What new business would you love to start?

I think starting Settle4Success allows me to see into many new business opportunities. Who knows, I may invest or become partners with ones that catch my attention!

If you could go back in a time machine to the time when you were first making a name for yourself, what advice would you give yourself?

I would tell myself to hold on to the days of having nothing to lose a little longer. When you first start you take big risks, you have nothing to lose and stress is minimal. When you start experiencing success, you can lose everything. That fear of going back to nothing causes hesitation. You’re not willing to take on such risks anymore because you have something to lose. Although I am by no means anywhere near my finish line, I do miss the beginning phases. Enjoy those moments because that is where history is made.

Do you have any favorite business-related or personal development related books that you can recommend?

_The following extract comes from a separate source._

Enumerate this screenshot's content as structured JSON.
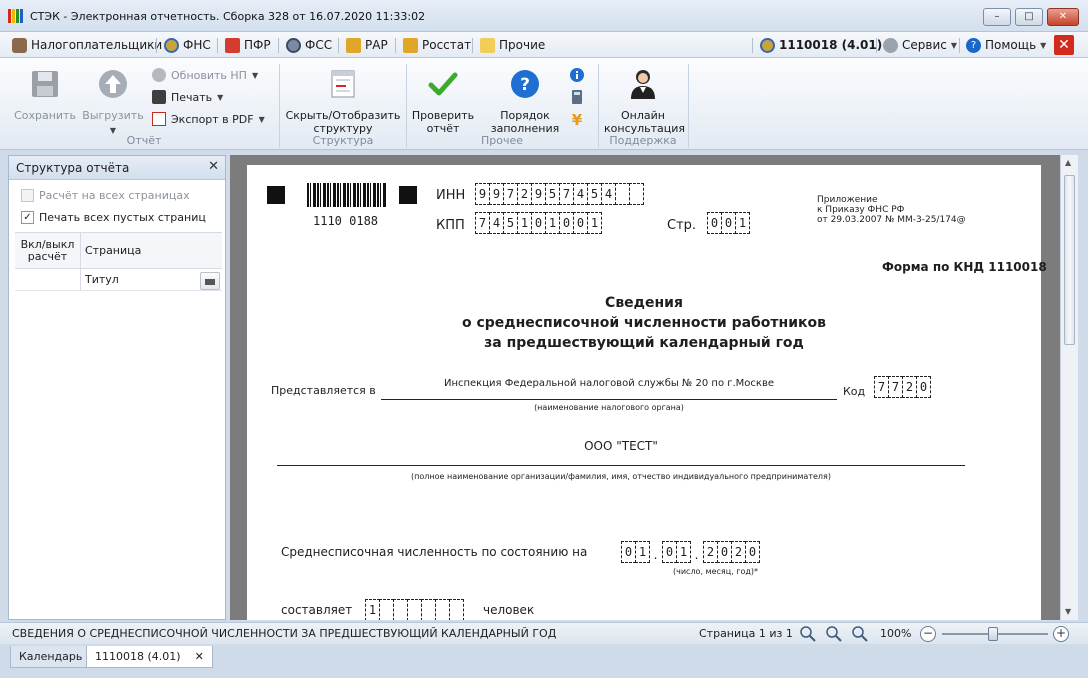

I don’t want to sound bias, but I have a book coming out end of this year – Settle For Success. I think many people will enjoy it. As far as authors go, I like Jocko Willink and Gary Vaynerchuk. They both have several inspiring books published and I have bookmarked pages that I constantly turn back to for reference.

What money mistakes have you made along the way that others can learn from (or something you’d do differently)?

Entrepreneurship is a risky business. Working in Corporate America and on Wall Street, I’ve seen major companies lose millions of dollars. Fortunately, I was able to utilize my time on Wall Street to avoid many of those mistakes. To succeed on your own, you have to undoubtedly take risks, but those risks can and should be calculated. Start small and scale as you have some experience with success. This will keep your business and any losses manageable.

What have you learned in the process of becoming wealthy that others can learn from?

Being wealthy was never my goal. Like I said, pursuing my passion was and still is. I always wanted to provide for my family. The financial status sort of came once the market started positively accepting my work. That is a great feeling. But being wealthy is organic. It’s open-ended and you have to struggle with the reality that not everyone will like you. My advice to others is to stay humble and realize there’s always something to learn, regardless of the origin nor how big you get.

What form of marketing has worked well for your business throughout the years?

My background lies within the expertise in security and risk management. In this space, relationship building is the best marketing solution. It takes a lot of sweat equity to develop and foster relationships between individuals. However, those relationships will last a long time. In business, I don’t look for ‘one and done’ clients. Developing a trustworthy relationship ensues years of collaboration.

How did your brand stand out from the rest of the other brands out there that is similar to your niche?

Right now, Settle4Success is free and it offers opportunities to connect directly with myself and other business collaborators for one on one advice and mentorship.

What is the toughest decision you had to make in the last few months?

The global COVID-19 pandemic has been tough on everyone and I think many people had to make hard decisions. For me, the hardest decision was to double down on my Settle4Success mentorship and launch throughout this period of uncertainty. S4S requires time and financial resources to launch. I decided to continue moving forward and speed up the launch date because I know there are so many people out there contemplating their careers during COVID and need to consume my information to help them make the changes necessary to succeed.

What is the best advice you have ever been given?

The best advice I was given was to always try. Win or lose, you will never have any regrets for trying.

What advice would you give to a newbie Entrepreneur setting up their first business?

When you die, there are two numbers on your tombstone. The year you were born – the year you died. Pace yourself! It is a long, stressful, rewarding road. Enjoy the dash!